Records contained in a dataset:

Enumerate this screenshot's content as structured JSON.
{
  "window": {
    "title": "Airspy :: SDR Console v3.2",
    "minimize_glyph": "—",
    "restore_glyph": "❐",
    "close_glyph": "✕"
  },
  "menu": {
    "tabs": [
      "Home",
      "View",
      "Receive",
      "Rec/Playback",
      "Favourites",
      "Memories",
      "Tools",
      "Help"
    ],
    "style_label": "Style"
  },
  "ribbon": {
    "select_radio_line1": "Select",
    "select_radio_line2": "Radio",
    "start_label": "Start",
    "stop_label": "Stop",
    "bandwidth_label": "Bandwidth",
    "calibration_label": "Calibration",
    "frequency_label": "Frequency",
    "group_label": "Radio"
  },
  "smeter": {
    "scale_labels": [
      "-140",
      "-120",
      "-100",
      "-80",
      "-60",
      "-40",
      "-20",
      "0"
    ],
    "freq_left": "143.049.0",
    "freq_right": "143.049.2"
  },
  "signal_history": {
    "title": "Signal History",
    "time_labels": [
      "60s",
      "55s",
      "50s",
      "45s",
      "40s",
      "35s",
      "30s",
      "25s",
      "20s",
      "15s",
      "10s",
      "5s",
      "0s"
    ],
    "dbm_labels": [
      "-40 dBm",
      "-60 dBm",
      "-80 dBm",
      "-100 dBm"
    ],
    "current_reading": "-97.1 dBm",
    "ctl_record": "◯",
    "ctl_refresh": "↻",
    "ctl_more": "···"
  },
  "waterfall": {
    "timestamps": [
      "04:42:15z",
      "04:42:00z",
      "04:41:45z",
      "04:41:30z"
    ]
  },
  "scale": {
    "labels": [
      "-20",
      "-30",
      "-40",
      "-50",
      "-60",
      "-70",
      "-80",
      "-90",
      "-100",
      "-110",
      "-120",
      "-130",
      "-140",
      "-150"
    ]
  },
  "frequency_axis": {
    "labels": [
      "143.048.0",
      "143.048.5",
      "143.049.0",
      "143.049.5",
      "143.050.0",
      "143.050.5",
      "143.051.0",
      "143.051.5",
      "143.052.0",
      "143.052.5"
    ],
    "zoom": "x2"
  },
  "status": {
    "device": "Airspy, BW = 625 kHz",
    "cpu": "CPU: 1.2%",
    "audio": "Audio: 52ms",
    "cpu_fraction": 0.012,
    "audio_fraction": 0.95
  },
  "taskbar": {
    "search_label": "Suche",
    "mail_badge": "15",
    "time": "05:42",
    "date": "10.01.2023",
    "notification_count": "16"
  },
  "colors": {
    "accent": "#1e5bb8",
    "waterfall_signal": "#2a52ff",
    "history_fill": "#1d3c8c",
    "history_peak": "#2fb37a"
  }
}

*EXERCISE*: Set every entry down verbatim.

*SOLUTION*:
Enumerate this screenshot's content as structured JSON.
{
  "window": {
    "title": "Airspy :: SDR Console v3.2",
    "minimize_glyph": "—",
    "restore_glyph": "❐",
    "close_glyph": "✕"
  },
  "menu": {
    "tabs": [
      "Home",
      "View",
      "Receive",
      "Rec/Playback",
      "Favourites",
      "Memories",
      "Tools",
      "Help"
    ],
    "style_label": "Style"
  },
  "ribbon": {
    "select_radio_line1": "Select",
    "select_radio_line2": "Radio",
    "start_label": "Start",
    "stop_label": "Stop",
    "bandwidth_label": "Bandwidth",
    "calibration_label": "Calibration",
    "frequency_label": "Frequency",
    "group_label": "Radio"
  },
  "smeter": {
    "scale_labels": [
      "-140",
      "-120",
      "-100",
      "-80",
      "-60",
      "-40",
      "-20",
      "0"
    ],
    "freq_left": "143.049.0",
    "freq_right": "143.049.2"
  },
  "signal_history": {
    "title": "Signal History",
    "time_labels": [
      "60s",
      "55s",
      "50s",
      "45s",
      "40s",
      "35s",
      "30s",
      "25s",
      "20s",
      "15s",
      "10s",
      "5s",
      "0s"
    ],
    "dbm_labels": [
      "-40 dBm",
      "-60 dBm",
      "-80 dBm",
      "-100 dBm"
    ],
    "current_reading": "-97.1 dBm",
    "ctl_record": "◯",
    "ctl_refresh": "↻",
    "ctl_more": "···"
  },
  "waterfall": {
    "timestamps": [
      "04:42:15z",
      "04:42:00z",
      "04:41:45z",
      "04:41:30z"
    ]
  },
  "scale": {
    "labels": [
      "-20",
      "-30",
      "-40",
      "-50",
      "-60",
      "-70",
      "-80",
      "-90",
      "-100",
      "-110",
      "-120",
      "-130",
      "-140",
      "-150"
    ]
  },
  "frequency_axis": {
    "labels": [
      "143.048.0",
      "143.048.5",
      "143.049.0",
      "143.049.5",
      "143.050.0",
      "143.050.5",
      "143.051.0",
      "143.051.5",
      "143.052.0",
      "143.052.5"
    ],
    "zoom": "x2"
  },
  "status": {
    "device": "Airspy, BW = 625 kHz",
    "cpu": "CPU: 1.2%",
    "audio": "Audio: 52ms",
    "cpu_fraction": 0.012,
    "audio_fraction": 0.95
  },
  "taskbar": {
    "search_label": "Suche",
    "mail_badge": "15",
    "time": "05:42",
    "date": "10.01.2023",
    "notification_count": "16"
  },
  "colors": {
    "accent": "#1e5bb8",
    "waterfall_signal": "#2a52ff",
    "history_fill": "#1d3c8c",
    "history_peak": "#2fb37a"
  }
}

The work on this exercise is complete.